Retype all of the entries word for word.

> _MATERIAL TO PROCESS_
------------

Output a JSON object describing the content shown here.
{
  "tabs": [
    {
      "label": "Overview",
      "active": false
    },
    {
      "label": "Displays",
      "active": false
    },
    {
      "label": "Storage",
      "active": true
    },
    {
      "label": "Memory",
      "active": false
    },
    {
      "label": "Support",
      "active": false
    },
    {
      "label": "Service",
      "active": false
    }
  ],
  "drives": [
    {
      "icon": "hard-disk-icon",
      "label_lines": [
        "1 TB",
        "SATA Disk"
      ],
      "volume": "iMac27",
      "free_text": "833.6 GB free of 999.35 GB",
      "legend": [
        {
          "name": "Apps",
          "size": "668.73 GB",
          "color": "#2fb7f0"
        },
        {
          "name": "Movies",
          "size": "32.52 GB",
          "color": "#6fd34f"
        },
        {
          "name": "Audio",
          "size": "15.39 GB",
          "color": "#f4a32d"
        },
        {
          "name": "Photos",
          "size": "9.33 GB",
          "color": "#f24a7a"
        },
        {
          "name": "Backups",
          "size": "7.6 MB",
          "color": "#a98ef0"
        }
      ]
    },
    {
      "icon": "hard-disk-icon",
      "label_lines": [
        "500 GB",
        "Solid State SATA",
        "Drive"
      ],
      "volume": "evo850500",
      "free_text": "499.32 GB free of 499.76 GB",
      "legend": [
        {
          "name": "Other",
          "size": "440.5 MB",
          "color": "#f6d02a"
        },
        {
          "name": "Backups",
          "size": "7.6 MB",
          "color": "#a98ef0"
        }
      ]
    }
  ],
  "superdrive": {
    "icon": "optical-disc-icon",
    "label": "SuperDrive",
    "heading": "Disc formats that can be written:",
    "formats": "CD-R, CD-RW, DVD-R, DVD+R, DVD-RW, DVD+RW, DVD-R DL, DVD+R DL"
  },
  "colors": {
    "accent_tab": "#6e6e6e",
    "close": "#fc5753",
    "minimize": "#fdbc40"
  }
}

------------

> _RESPONSE AREA_
Output a JSON object describing the content shown here.
{
  "tabs": [
    {
      "label": "Overview",
      "active": false
    },
    {
      "label": "Displays",
      "active": false
    },
    {
      "label": "Storage",
      "active": true
    },
    {
      "label": "Memory",
      "active": false
    },
    {
      "label": "Support",
      "active": false
    },
    {
      "label": "Service",
      "active": false
    }
  ],
  "drives": [
    {
      "icon": "hard-disk-icon",
      "label_lines": [
        "1 TB",
        "SATA Disk"
      ],
      "volume": "iMac27",
      "free_text": "833.6 GB free of 999.35 GB",
      "legend": [
        {
          "name": "Apps",
          "size": "668.73 GB",
          "color": "#2fb7f0"
        },
        {
          "name": "Movies",
          "size": "32.52 GB",
          "color": "#6fd34f"
        },
        {
          "name": "Audio",
          "size": "15.39 GB",
          "color": "#f4a32d"
        },
        {
          "name": "Photos",
          "size": "9.33 GB",
          "color": "#f24a7a"
        },
        {
          "name": "Backups",
          "size": "7.6 MB",
          "color": "#a98ef0"
        }
      ]
    },
    {
      "icon": "hard-disk-icon",
      "label_lines": [
        "500 GB",
        "Solid State SATA",
        "Drive"
      ],
      "volume": "evo850500",
      "free_text": "499.32 GB free of 499.76 GB",
      "legend": [
        {
          "name": "Other",
          "size": "440.5 MB",
          "color": "#f6d02a"
        },
        {
          "name": "Backups",
          "size": "7.6 MB",
          "color": "#a98ef0"
        }
      ]
    }
  ],
  "superdrive": {
    "icon": "optical-disc-icon",
    "label": "SuperDrive",
    "heading": "Disc formats that can be written:",
    "formats": "CD-R, CD-RW, DVD-R, DVD+R, DVD-RW, DVD+RW, DVD-R DL, DVD+R DL"
  },
  "colors": {
    "accent_tab": "#6e6e6e",
    "close": "#fc5753",
    "minimize": "#fdbc40"
  }
}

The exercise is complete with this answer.